2. Has anything surprised you?

I am surprised by the number of people willing to follow me on this adventure. I am not surprised by their good works (they are already doing these acts), but I am surprised by how many people have joined in and shared experiences.

3. What do you think of the response?

 I’m not really a prolific poster on Facebook, so I’ve been impressed by the response, but I would love it if even more joined in.  It is a little uncomfortable putting it out there (we don’t do it for praise) but we can all benefit by seeing the good that is around us.

4. Any Advice?

Just do it? I don’t have too much advice other than that. This is my first experience trying to organize a project like this, but it really does come down to just doing it. Other people around you sometimes need the extra encouragement to just brush it off and be nice.

5. Where did you find ideas?

I am a Pinterest junkie. I am not very good at coming up with my own ideas so I love Pinterest, which is a compilation of everyone else’s ideas. I took largely from that. I also have a few organizations and people that have touched my life and I tried to directly donate to those. Many of these donations have been something I have been meaning to do for a long time, I just need the extra umph to actually do it.

I have also been looking around our community and finding places where my family and I can serve. There are so many! We can be of use everywhere if we look. And sometimes the places to serve just fall in our laps, we don’t have to look at all. We just need to be willing to be kind.

6. Anything else you think people should know?

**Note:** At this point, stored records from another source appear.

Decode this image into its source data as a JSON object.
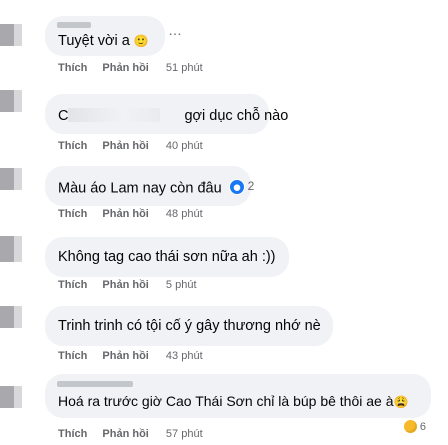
{
  "actions": {
    "like": "Thích",
    "reply": "Phản hồi"
  },
  "comments": [
    {
      "text": "Tuyệt vời a",
      "emoji": "🙂",
      "time": "51 phút"
    },
    {
      "text_prefix": "C",
      "text": "gợi dục chỗ nào",
      "time": "40 phút"
    },
    {
      "text": "Màu áo Lam nay còn đâu",
      "reaction_count": "2",
      "time": "48 phút"
    },
    {
      "text": "Không tag cao thái sơn nữa ah :))",
      "time": "5 phút"
    },
    {
      "text": "Trinh trinh có tội cố ý gây thương nhớ nè",
      "time": "43 phút"
    },
    {
      "text": "Hoá ra trước giờ Cao Thái Sơn chỉ là búp bê thôi ae à",
      "emoji": "😩",
      "reaction_count": "6",
      "time": "57 phút"
    }
  ],
  "more_icon": "…",
  "colors": {
    "bubble": "#f0f2f5",
    "meta": "#65676b",
    "like_reaction": "#1877f2",
    "haha_reaction": "#f7b928"
  }
}
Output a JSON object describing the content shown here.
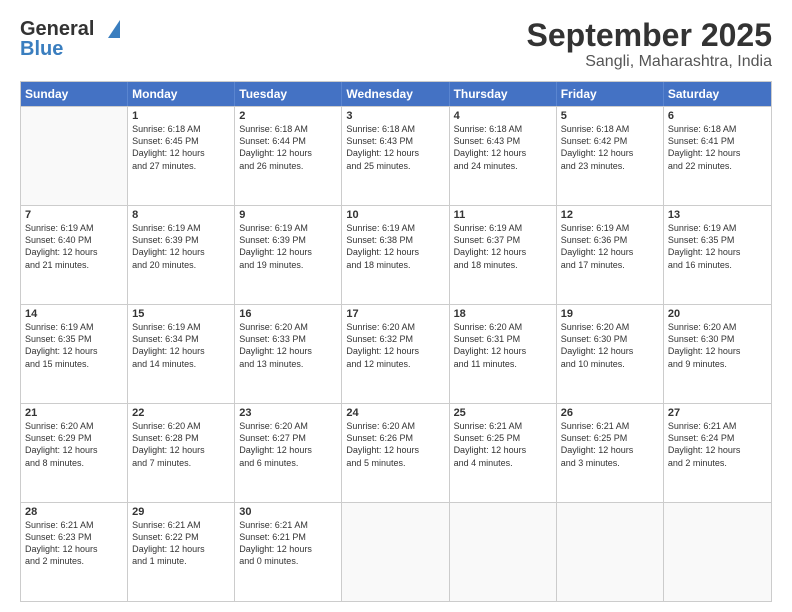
{
  "logo": {
    "general": "General",
    "blue": "Blue"
  },
  "title": "September 2025",
  "subtitle": "Sangli, Maharashtra, India",
  "header_days": [
    "Sunday",
    "Monday",
    "Tuesday",
    "Wednesday",
    "Thursday",
    "Friday",
    "Saturday"
  ],
  "rows": [
    [
      {
        "day": "",
        "info": ""
      },
      {
        "day": "1",
        "info": "Sunrise: 6:18 AM\nSunset: 6:45 PM\nDaylight: 12 hours\nand 27 minutes."
      },
      {
        "day": "2",
        "info": "Sunrise: 6:18 AM\nSunset: 6:44 PM\nDaylight: 12 hours\nand 26 minutes."
      },
      {
        "day": "3",
        "info": "Sunrise: 6:18 AM\nSunset: 6:43 PM\nDaylight: 12 hours\nand 25 minutes."
      },
      {
        "day": "4",
        "info": "Sunrise: 6:18 AM\nSunset: 6:43 PM\nDaylight: 12 hours\nand 24 minutes."
      },
      {
        "day": "5",
        "info": "Sunrise: 6:18 AM\nSunset: 6:42 PM\nDaylight: 12 hours\nand 23 minutes."
      },
      {
        "day": "6",
        "info": "Sunrise: 6:18 AM\nSunset: 6:41 PM\nDaylight: 12 hours\nand 22 minutes."
      }
    ],
    [
      {
        "day": "7",
        "info": "Sunrise: 6:19 AM\nSunset: 6:40 PM\nDaylight: 12 hours\nand 21 minutes."
      },
      {
        "day": "8",
        "info": "Sunrise: 6:19 AM\nSunset: 6:39 PM\nDaylight: 12 hours\nand 20 minutes."
      },
      {
        "day": "9",
        "info": "Sunrise: 6:19 AM\nSunset: 6:39 PM\nDaylight: 12 hours\nand 19 minutes."
      },
      {
        "day": "10",
        "info": "Sunrise: 6:19 AM\nSunset: 6:38 PM\nDaylight: 12 hours\nand 18 minutes."
      },
      {
        "day": "11",
        "info": "Sunrise: 6:19 AM\nSunset: 6:37 PM\nDaylight: 12 hours\nand 18 minutes."
      },
      {
        "day": "12",
        "info": "Sunrise: 6:19 AM\nSunset: 6:36 PM\nDaylight: 12 hours\nand 17 minutes."
      },
      {
        "day": "13",
        "info": "Sunrise: 6:19 AM\nSunset: 6:35 PM\nDaylight: 12 hours\nand 16 minutes."
      }
    ],
    [
      {
        "day": "14",
        "info": "Sunrise: 6:19 AM\nSunset: 6:35 PM\nDaylight: 12 hours\nand 15 minutes."
      },
      {
        "day": "15",
        "info": "Sunrise: 6:19 AM\nSunset: 6:34 PM\nDaylight: 12 hours\nand 14 minutes."
      },
      {
        "day": "16",
        "info": "Sunrise: 6:20 AM\nSunset: 6:33 PM\nDaylight: 12 hours\nand 13 minutes."
      },
      {
        "day": "17",
        "info": "Sunrise: 6:20 AM\nSunset: 6:32 PM\nDaylight: 12 hours\nand 12 minutes."
      },
      {
        "day": "18",
        "info": "Sunrise: 6:20 AM\nSunset: 6:31 PM\nDaylight: 12 hours\nand 11 minutes."
      },
      {
        "day": "19",
        "info": "Sunrise: 6:20 AM\nSunset: 6:30 PM\nDaylight: 12 hours\nand 10 minutes."
      },
      {
        "day": "20",
        "info": "Sunrise: 6:20 AM\nSunset: 6:30 PM\nDaylight: 12 hours\nand 9 minutes."
      }
    ],
    [
      {
        "day": "21",
        "info": "Sunrise: 6:20 AM\nSunset: 6:29 PM\nDaylight: 12 hours\nand 8 minutes."
      },
      {
        "day": "22",
        "info": "Sunrise: 6:20 AM\nSunset: 6:28 PM\nDaylight: 12 hours\nand 7 minutes."
      },
      {
        "day": "23",
        "info": "Sunrise: 6:20 AM\nSunset: 6:27 PM\nDaylight: 12 hours\nand 6 minutes."
      },
      {
        "day": "24",
        "info": "Sunrise: 6:20 AM\nSunset: 6:26 PM\nDaylight: 12 hours\nand 5 minutes."
      },
      {
        "day": "25",
        "info": "Sunrise: 6:21 AM\nSunset: 6:25 PM\nDaylight: 12 hours\nand 4 minutes."
      },
      {
        "day": "26",
        "info": "Sunrise: 6:21 AM\nSunset: 6:25 PM\nDaylight: 12 hours\nand 3 minutes."
      },
      {
        "day": "27",
        "info": "Sunrise: 6:21 AM\nSunset: 6:24 PM\nDaylight: 12 hours\nand 2 minutes."
      }
    ],
    [
      {
        "day": "28",
        "info": "Sunrise: 6:21 AM\nSunset: 6:23 PM\nDaylight: 12 hours\nand 2 minutes."
      },
      {
        "day": "29",
        "info": "Sunrise: 6:21 AM\nSunset: 6:22 PM\nDaylight: 12 hours\nand 1 minute."
      },
      {
        "day": "30",
        "info": "Sunrise: 6:21 AM\nSunset: 6:21 PM\nDaylight: 12 hours\nand 0 minutes."
      },
      {
        "day": "",
        "info": ""
      },
      {
        "day": "",
        "info": ""
      },
      {
        "day": "",
        "info": ""
      },
      {
        "day": "",
        "info": ""
      }
    ]
  ]
}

As you know, I have brain cancer, and I am only 37, with five kids. I find people asking me all the time, “How do you do it, how can you smile through this?” They tell me “I would be so depressed, I don’t know what I would do, etc…”

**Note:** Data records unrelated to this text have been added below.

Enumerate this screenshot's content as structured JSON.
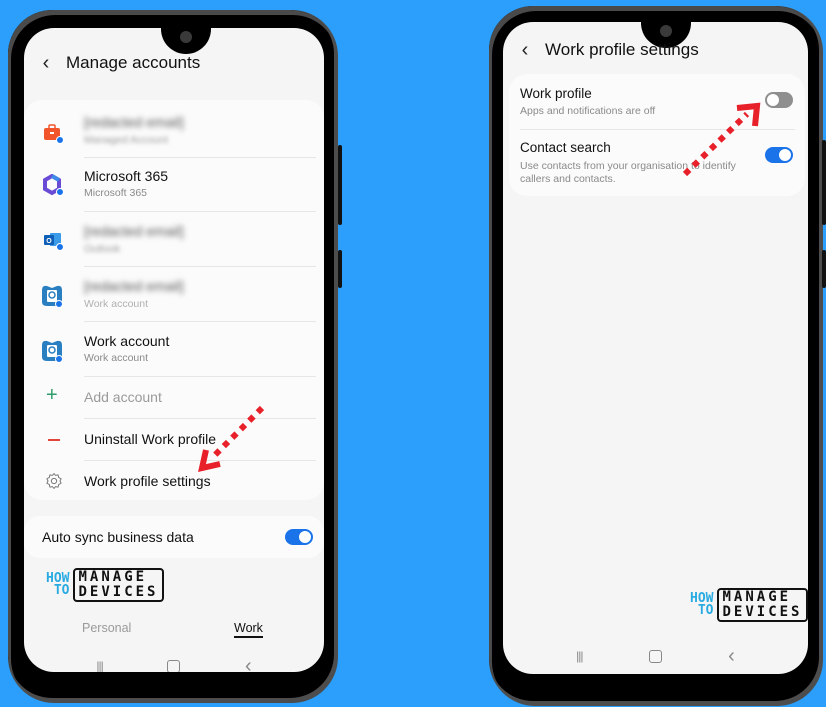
{
  "left_phone": {
    "header": {
      "back_icon": "chevron-left-icon",
      "title": "Manage accounts"
    },
    "accounts": [
      {
        "icon": "briefcase-icon",
        "name": "[redacted email]",
        "type": "Managed Account",
        "redacted": true,
        "icon_color": "#f2552c"
      },
      {
        "icon": "microsoft-365-icon",
        "name": "Microsoft 365",
        "type": "Microsoft 365",
        "redacted": false,
        "icon_color": "#6a4bd6"
      },
      {
        "icon": "outlook-icon",
        "name": "[redacted email]",
        "type": "Outlook",
        "redacted": true,
        "icon_color": "#1a73c8"
      },
      {
        "icon": "work-account-icon",
        "name": "[redacted email]",
        "type": "Work account",
        "redacted": true,
        "icon_color": "#2a7fc1"
      },
      {
        "icon": "work-account-icon",
        "name": "Work account",
        "type": "Work account",
        "redacted": false,
        "icon_color": "#2a7fc1"
      }
    ],
    "actions": [
      {
        "icon": "plus-icon",
        "label": "Add account",
        "disabled": true,
        "icon_color": "#2e9d6b"
      },
      {
        "icon": "minus-icon",
        "label": "Uninstall Work profile",
        "disabled": false,
        "icon_color": "#e0453a"
      },
      {
        "icon": "gear-icon",
        "label": "Work profile settings",
        "disabled": false,
        "icon_color": "#777777"
      }
    ],
    "auto_sync": {
      "label": "Auto sync business data",
      "enabled": true
    },
    "logo": {
      "how": "HOW",
      "to": "TO",
      "manage": "MANAGE",
      "devices": "DEVICES"
    },
    "tabs": [
      {
        "label": "Personal",
        "active": false
      },
      {
        "label": "Work",
        "active": true
      }
    ],
    "nav": {
      "recents": "|||",
      "home": "▢",
      "back": "‹"
    }
  },
  "right_phone": {
    "header": {
      "back_icon": "chevron-left-icon",
      "title": "Work profile settings"
    },
    "settings": [
      {
        "title": "Work profile",
        "subtitle": "Apps and notifications are off",
        "enabled": false
      },
      {
        "title": "Contact search",
        "subtitle_line1": "Use contacts from your organisation to identify",
        "subtitle_line2": "callers and contacts.",
        "enabled": true
      }
    ],
    "logo": {
      "how": "HOW",
      "to": "TO",
      "manage": "MANAGE",
      "devices": "DEVICES"
    },
    "nav": {
      "recents": "|||",
      "home": "▢",
      "back": "‹"
    }
  },
  "colors": {
    "background": "#2b9ffb",
    "accent": "#1a73e8",
    "annotation_arrow": "#e8202a",
    "logo_blue": "#29abe2"
  }
}
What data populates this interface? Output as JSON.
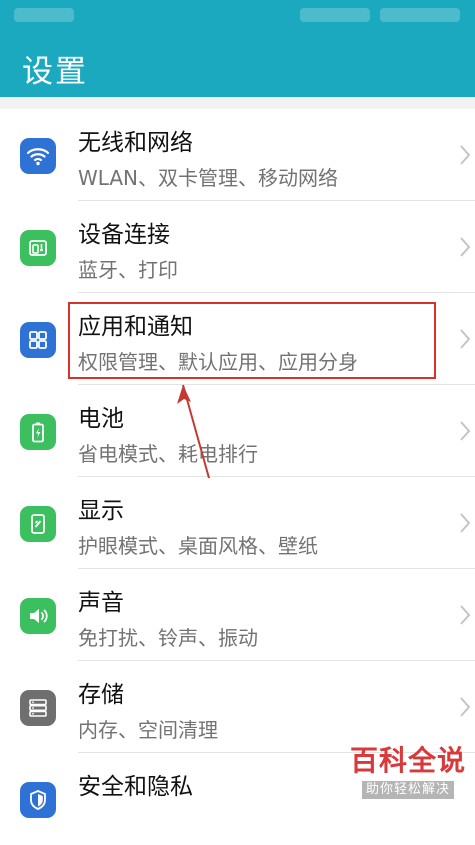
{
  "header": {
    "title": "设置"
  },
  "colors": {
    "header_bg": "#1aa9bf",
    "icon_blue": "#2f72d6",
    "icon_green": "#3cbf5f",
    "icon_gray": "#6f6f6f",
    "highlight": "#d9322b",
    "watermark": "#d8393a"
  },
  "settings": {
    "items": [
      {
        "title": "无线和网络",
        "subtitle": "WLAN、双卡管理、移动网络",
        "icon": "wifi-icon"
      },
      {
        "title": "设备连接",
        "subtitle": "蓝牙、打印",
        "icon": "device-connection-icon"
      },
      {
        "title": "应用和通知",
        "subtitle": "权限管理、默认应用、应用分身",
        "icon": "apps-grid-icon"
      },
      {
        "title": "电池",
        "subtitle": "省电模式、耗电排行",
        "icon": "battery-icon"
      },
      {
        "title": "显示",
        "subtitle": "护眼模式、桌面风格、壁纸",
        "icon": "display-icon"
      },
      {
        "title": "声音",
        "subtitle": "免打扰、铃声、振动",
        "icon": "speaker-icon"
      },
      {
        "title": "存储",
        "subtitle": "内存、空间清理",
        "icon": "storage-icon"
      },
      {
        "title": "安全和隐私",
        "subtitle": "",
        "icon": "shield-icon"
      }
    ]
  },
  "watermark": {
    "brand": "百科全说",
    "slogan": "助你轻松解决"
  }
}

The truth is that it is a scary place to be. If I am thinking logically about the situation, I know that my life will be shortened and there will be many things in my children’s lives that I will miss out on. I will leave my dear husband with five children to raise. I will leave my precious children without a mother. That’s just how this cancer goes. I try not to think about it like that too often, but what I do try to think about is how do I want my life to be remembered. I want to be remembered as a kind, loving, generous person who saw the good in the world and did my best to improve the world around me. I want my children to grow up with that attitude and to know that it is their responsibility to make the world a better place. We can make a difference. Even if it is a tiny random act of kindness.